I want to read the book a second time (at least) and try more things based on what I learned from it. (It's lucky that Hodgson uses Logic software in his examples, because that's what I have.) The recommended reading and bibliography sections contain great tips for digging further into the art of recording practice (I read a bunch of stuff on Sound On Sound's website after getting to the end of this book). This text is a great leaping-off point for learning all about recording, mixing, mastering and so on, but it's also just a great tool for better appreciating what one hears in different recorded songs. I loved reading about the recording of "Heroes" and learning to pick out the distortion pedal triggering in "(I Can't Get No) Satisfaction".
This title by Jay Hodgson is an excellent treatise, and it even helps me hold my own in conversations with people who have lots of experience and degrees in audio engineering. This could be the only book you need to satisfy an interest in learning about recording practice, or it could be the beginning of a life of learning and becoming involved in the process yourself!
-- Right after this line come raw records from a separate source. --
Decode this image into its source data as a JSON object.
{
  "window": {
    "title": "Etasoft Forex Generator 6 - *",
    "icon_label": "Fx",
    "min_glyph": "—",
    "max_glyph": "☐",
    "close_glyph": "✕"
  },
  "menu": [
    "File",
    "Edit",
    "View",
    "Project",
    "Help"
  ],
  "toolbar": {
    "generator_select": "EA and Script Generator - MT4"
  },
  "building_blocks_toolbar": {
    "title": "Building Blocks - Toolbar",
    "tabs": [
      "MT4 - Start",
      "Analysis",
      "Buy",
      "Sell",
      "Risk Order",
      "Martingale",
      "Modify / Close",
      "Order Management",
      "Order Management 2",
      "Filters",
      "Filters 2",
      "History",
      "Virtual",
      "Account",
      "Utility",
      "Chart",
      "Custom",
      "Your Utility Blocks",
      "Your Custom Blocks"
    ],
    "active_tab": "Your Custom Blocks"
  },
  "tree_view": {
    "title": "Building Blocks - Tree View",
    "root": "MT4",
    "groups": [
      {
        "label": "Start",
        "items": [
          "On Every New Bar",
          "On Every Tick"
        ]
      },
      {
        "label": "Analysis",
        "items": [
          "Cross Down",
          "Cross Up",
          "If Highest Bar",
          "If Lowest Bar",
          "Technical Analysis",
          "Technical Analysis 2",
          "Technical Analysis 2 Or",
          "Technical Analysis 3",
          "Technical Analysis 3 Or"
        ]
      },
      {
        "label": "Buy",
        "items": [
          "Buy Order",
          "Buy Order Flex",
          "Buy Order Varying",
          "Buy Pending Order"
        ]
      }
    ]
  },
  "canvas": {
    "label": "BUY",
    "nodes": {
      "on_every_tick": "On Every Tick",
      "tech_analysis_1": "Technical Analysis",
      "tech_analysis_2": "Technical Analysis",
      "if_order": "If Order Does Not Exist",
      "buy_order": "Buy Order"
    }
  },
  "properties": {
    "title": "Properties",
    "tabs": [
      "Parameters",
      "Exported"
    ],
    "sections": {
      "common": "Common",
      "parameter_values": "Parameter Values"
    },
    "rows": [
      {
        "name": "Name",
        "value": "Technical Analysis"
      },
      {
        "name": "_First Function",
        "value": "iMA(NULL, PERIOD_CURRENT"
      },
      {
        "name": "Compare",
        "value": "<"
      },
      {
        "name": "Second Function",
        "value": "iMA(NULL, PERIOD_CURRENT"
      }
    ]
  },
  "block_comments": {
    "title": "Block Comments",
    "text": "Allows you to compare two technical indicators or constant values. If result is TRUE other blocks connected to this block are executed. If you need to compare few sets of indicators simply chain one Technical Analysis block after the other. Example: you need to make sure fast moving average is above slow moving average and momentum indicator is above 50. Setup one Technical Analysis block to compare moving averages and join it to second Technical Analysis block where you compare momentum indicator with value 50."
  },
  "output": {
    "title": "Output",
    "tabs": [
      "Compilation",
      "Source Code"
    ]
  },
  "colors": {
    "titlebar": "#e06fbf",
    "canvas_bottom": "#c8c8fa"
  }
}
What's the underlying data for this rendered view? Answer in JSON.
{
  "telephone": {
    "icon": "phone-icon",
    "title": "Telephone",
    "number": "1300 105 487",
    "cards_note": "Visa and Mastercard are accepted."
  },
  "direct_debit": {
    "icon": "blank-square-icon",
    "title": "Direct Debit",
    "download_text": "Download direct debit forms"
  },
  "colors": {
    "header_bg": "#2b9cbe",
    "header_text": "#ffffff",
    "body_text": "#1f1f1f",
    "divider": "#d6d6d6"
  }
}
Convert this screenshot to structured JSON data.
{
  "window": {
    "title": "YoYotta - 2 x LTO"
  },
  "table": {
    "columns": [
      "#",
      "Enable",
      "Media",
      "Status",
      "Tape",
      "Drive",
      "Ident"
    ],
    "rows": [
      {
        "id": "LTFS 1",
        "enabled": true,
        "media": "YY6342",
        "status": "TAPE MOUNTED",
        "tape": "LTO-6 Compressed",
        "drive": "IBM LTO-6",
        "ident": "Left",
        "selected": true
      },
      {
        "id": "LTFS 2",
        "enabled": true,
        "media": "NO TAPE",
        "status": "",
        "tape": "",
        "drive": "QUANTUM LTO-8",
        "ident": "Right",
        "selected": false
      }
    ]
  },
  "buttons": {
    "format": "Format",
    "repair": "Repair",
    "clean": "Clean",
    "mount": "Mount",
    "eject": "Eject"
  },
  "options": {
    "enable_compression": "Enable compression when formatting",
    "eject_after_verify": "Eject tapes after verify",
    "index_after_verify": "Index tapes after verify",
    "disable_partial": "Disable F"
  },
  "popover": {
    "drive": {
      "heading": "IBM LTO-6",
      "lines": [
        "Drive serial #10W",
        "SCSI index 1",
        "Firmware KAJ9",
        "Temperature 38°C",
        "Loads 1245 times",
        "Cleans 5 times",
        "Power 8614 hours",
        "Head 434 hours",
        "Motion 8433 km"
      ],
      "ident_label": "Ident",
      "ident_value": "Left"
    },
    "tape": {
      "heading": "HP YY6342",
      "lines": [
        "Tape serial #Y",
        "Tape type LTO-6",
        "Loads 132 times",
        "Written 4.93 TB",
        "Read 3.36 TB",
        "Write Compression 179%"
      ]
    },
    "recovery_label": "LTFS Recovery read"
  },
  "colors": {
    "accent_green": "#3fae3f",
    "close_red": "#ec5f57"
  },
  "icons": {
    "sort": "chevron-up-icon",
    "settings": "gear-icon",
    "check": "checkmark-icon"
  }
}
P.S. Recommended even more if you, like me, enjoy the 33 1/3 series of books (which I believe are from the same publisher).